Exercise:
Across the records below, how many lines include the string "pages"? Respond with the number only.

Data to examine:
┌──

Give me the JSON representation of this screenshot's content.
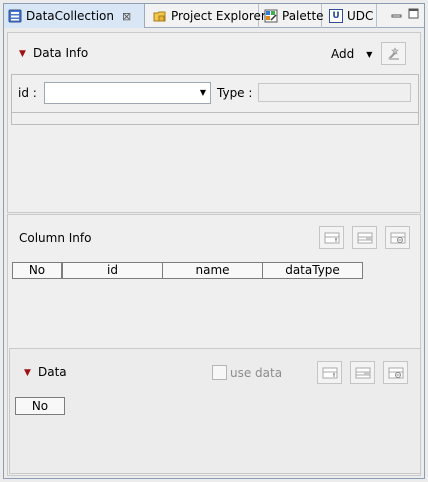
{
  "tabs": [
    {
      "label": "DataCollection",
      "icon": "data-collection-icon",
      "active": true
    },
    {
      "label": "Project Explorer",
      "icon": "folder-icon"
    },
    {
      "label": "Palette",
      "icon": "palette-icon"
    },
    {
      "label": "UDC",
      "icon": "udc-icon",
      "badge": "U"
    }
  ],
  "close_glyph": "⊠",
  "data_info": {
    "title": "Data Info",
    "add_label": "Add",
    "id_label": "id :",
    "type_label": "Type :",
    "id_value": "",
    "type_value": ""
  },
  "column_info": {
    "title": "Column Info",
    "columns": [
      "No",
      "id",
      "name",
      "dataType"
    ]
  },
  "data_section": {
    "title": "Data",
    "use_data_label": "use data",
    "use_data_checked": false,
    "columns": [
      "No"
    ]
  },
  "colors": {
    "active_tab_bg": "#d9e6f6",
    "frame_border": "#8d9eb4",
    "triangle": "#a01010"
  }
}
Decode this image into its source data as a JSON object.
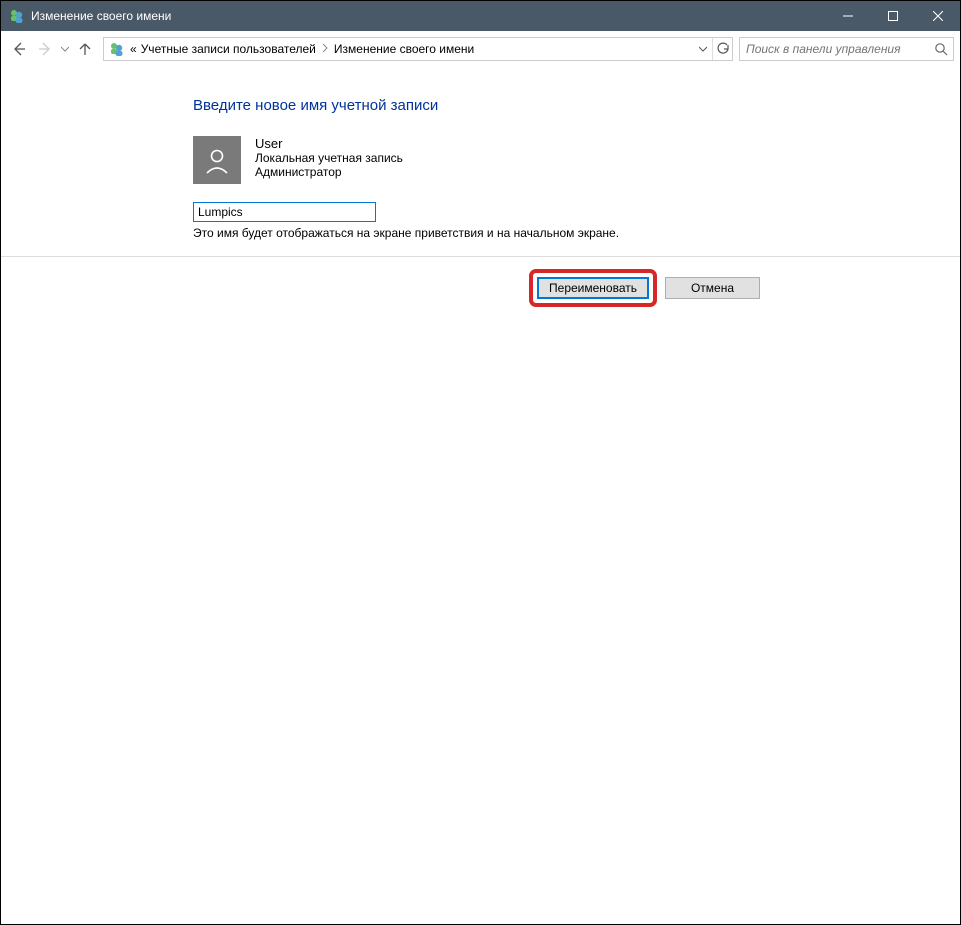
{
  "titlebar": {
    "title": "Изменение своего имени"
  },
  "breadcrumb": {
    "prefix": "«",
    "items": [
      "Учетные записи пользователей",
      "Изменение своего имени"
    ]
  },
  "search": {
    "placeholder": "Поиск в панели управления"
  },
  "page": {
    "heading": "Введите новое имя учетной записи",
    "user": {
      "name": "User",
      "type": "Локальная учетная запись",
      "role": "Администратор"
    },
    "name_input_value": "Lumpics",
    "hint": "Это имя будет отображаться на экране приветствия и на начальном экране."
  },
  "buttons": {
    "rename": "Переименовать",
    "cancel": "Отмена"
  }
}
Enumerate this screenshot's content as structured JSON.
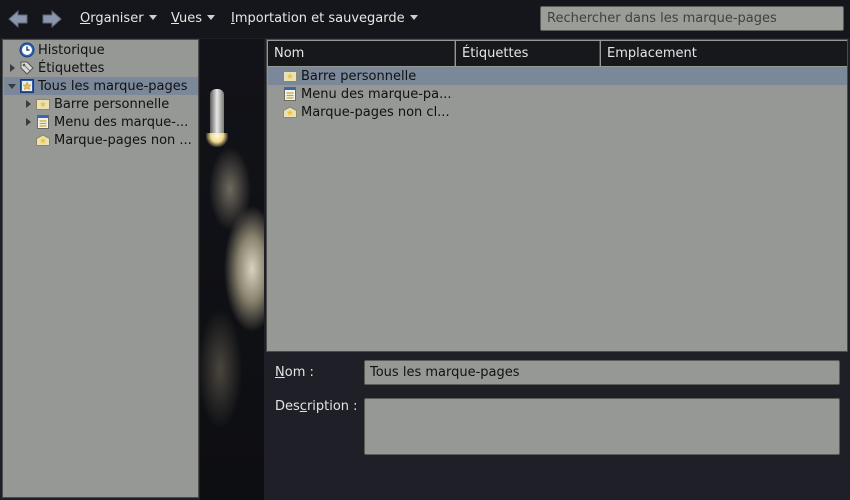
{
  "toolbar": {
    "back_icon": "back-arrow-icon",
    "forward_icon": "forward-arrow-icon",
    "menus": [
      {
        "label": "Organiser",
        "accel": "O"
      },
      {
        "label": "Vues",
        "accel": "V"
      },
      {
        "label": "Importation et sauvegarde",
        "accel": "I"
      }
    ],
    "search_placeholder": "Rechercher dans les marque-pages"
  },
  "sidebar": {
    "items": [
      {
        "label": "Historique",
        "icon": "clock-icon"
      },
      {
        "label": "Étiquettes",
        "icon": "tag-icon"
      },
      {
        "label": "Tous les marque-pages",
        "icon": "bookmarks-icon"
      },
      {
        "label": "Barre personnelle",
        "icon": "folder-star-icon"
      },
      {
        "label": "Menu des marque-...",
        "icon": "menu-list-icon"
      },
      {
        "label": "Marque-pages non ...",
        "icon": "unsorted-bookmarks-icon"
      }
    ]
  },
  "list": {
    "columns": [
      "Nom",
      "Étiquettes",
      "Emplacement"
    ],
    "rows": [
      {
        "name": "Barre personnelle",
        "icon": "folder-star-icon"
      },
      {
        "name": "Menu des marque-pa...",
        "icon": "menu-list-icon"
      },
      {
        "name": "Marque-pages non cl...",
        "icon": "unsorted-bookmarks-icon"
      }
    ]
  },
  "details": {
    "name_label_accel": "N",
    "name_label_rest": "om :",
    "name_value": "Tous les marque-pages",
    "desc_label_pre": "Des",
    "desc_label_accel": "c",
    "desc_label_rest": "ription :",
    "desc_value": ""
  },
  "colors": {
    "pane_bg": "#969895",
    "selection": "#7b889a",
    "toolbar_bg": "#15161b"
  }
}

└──

Response box:
5